__ACTIVITY__:
Looking at the records below, please say how many lines contain the word "description", as a bare number.

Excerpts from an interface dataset
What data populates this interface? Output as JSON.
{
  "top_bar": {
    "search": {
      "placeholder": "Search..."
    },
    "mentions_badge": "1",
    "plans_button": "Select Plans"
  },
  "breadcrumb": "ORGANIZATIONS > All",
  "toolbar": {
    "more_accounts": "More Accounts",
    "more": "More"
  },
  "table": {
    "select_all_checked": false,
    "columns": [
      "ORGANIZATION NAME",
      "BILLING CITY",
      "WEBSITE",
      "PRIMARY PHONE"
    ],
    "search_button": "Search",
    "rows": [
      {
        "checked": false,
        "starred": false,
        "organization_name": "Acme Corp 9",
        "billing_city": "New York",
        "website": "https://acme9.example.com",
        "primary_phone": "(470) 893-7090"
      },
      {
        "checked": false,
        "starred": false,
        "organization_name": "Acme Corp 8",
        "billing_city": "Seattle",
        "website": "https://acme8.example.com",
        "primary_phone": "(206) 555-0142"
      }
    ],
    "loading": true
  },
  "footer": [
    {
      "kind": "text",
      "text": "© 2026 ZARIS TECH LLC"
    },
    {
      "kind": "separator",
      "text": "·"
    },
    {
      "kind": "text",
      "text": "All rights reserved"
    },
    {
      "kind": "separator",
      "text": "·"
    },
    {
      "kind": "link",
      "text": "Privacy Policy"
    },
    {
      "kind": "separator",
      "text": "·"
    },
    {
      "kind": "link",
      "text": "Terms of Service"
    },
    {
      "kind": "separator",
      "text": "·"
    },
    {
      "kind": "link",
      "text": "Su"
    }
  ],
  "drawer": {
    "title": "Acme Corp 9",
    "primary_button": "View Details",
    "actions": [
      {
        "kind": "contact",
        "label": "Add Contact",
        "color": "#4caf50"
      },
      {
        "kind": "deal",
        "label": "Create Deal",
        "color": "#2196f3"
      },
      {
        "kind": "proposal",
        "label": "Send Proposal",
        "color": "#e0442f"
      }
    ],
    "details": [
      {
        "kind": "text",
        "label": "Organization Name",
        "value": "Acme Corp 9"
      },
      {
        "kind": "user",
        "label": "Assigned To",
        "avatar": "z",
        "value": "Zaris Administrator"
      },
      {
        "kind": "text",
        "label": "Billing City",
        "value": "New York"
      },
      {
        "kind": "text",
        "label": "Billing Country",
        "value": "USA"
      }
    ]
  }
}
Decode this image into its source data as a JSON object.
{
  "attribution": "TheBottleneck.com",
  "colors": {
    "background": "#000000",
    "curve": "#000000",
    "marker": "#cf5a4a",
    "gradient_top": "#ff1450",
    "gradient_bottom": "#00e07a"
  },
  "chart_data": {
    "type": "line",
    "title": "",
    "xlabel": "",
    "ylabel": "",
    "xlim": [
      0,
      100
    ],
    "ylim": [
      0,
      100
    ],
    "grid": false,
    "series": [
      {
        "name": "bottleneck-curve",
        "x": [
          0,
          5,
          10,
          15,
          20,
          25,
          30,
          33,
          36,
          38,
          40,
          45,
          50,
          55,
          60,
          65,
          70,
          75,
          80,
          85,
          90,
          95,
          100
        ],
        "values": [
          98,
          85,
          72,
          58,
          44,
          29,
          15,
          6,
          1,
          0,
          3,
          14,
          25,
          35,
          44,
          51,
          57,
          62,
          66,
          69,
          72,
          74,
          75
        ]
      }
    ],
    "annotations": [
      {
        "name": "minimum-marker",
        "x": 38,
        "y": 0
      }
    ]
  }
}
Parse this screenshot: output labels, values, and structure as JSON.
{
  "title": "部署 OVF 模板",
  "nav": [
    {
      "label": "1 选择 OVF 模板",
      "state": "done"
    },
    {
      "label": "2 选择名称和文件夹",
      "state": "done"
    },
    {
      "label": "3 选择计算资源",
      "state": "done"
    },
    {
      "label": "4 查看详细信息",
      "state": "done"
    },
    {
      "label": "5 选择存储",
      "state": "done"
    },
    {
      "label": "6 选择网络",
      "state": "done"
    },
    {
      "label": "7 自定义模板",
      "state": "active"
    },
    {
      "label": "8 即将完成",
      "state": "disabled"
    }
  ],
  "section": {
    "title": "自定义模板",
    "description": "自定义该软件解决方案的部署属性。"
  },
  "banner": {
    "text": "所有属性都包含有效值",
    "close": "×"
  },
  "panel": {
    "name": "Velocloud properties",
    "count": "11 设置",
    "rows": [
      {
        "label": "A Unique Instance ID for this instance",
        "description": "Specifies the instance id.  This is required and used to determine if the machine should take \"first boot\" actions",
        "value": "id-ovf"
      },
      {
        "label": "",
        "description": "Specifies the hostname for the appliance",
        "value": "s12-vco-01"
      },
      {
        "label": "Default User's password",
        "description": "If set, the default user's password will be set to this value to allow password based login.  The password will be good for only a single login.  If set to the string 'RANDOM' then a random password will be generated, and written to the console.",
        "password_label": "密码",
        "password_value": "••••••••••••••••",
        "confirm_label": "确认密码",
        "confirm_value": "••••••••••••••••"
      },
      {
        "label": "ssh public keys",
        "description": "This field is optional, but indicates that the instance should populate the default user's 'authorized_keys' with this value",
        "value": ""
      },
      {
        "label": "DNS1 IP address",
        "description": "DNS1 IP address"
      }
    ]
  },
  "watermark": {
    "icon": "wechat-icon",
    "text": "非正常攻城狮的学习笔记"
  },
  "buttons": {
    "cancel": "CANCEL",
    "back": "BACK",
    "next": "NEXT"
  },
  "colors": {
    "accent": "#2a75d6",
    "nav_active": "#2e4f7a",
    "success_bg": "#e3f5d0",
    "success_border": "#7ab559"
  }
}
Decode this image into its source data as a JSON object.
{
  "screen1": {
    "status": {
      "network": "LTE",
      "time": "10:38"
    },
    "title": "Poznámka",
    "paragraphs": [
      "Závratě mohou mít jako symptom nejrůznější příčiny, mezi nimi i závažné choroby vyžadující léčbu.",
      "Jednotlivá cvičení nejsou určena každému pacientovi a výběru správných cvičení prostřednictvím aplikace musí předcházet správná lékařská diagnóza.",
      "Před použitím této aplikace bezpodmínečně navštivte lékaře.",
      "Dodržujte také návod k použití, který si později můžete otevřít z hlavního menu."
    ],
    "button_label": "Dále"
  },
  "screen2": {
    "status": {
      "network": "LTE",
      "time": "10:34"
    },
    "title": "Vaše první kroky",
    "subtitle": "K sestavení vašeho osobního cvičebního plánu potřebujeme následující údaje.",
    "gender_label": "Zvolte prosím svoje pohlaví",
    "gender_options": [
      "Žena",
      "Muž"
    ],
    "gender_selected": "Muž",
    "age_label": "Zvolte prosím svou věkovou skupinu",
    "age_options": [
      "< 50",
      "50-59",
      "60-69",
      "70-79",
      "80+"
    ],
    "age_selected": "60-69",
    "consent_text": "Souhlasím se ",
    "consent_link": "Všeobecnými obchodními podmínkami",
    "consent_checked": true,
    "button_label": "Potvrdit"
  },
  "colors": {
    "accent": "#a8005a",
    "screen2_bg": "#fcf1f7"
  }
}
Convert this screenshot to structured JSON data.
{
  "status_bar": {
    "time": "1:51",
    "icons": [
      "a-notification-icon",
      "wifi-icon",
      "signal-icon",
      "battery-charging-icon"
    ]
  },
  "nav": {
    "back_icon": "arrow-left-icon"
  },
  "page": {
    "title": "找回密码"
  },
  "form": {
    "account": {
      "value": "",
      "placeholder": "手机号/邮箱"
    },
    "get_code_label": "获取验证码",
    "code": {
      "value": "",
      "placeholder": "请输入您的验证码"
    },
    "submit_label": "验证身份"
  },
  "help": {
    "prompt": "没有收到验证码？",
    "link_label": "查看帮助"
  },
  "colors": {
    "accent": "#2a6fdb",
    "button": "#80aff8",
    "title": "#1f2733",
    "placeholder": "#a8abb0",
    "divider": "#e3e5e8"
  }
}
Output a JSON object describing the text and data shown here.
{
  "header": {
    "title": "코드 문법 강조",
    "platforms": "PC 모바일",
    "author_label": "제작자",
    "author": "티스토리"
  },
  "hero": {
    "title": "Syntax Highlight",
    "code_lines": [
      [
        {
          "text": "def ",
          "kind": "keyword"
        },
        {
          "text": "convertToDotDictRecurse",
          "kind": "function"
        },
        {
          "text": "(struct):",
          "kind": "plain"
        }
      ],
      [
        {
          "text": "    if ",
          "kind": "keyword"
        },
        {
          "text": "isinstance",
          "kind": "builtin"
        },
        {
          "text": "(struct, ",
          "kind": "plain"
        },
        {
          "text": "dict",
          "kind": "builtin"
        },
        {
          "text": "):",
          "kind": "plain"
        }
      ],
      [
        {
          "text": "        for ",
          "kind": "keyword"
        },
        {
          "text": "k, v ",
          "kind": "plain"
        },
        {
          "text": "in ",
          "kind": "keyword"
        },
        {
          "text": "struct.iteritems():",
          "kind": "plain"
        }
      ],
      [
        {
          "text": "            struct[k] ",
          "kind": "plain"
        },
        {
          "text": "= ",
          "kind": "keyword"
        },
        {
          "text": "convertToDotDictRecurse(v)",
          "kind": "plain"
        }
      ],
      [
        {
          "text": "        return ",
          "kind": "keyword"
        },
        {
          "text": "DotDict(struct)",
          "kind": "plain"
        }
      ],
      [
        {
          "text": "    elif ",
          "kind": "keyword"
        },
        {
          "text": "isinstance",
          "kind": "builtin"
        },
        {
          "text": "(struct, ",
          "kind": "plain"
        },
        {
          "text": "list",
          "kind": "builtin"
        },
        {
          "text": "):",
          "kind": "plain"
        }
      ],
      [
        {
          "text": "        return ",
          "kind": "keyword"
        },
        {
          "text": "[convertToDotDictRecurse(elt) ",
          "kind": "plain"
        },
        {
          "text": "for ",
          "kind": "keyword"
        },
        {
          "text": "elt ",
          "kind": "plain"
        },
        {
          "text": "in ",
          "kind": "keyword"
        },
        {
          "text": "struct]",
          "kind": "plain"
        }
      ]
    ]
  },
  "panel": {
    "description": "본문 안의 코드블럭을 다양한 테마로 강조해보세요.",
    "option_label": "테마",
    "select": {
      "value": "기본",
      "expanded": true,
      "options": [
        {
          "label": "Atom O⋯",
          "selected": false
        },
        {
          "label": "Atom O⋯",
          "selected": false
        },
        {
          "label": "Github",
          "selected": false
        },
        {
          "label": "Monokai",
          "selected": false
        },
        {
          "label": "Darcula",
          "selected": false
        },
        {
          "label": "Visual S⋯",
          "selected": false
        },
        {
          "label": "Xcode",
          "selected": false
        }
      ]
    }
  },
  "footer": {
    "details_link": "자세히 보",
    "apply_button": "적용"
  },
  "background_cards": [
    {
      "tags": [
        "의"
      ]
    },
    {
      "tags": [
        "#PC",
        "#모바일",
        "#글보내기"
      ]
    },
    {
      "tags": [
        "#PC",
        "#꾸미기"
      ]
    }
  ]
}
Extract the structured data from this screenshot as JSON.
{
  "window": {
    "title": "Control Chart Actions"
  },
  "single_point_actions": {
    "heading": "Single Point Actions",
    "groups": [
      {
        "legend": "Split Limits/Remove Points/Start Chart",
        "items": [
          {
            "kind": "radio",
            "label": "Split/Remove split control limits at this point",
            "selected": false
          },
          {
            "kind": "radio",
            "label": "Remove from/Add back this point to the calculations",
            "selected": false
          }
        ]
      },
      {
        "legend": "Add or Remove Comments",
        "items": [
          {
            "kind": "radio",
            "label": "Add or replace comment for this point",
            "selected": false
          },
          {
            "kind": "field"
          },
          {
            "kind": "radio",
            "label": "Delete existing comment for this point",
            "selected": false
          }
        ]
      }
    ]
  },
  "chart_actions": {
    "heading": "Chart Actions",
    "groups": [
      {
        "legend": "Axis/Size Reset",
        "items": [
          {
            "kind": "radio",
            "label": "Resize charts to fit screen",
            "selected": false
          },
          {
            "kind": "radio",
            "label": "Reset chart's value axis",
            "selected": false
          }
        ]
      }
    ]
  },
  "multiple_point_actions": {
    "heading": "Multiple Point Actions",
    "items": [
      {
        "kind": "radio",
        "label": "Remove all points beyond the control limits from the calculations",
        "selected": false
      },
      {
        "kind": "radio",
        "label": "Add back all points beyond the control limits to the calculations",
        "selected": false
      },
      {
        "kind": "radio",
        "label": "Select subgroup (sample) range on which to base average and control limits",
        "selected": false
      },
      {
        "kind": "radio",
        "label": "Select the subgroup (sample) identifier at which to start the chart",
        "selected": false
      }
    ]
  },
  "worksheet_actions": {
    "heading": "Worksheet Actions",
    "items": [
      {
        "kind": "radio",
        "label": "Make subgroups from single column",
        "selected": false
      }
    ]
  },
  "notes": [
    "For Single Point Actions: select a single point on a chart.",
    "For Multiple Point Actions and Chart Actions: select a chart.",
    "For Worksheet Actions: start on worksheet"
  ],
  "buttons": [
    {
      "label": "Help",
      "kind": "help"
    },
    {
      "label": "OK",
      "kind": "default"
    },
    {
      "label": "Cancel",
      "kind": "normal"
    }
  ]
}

__WRITTEN RESPONSE__:
7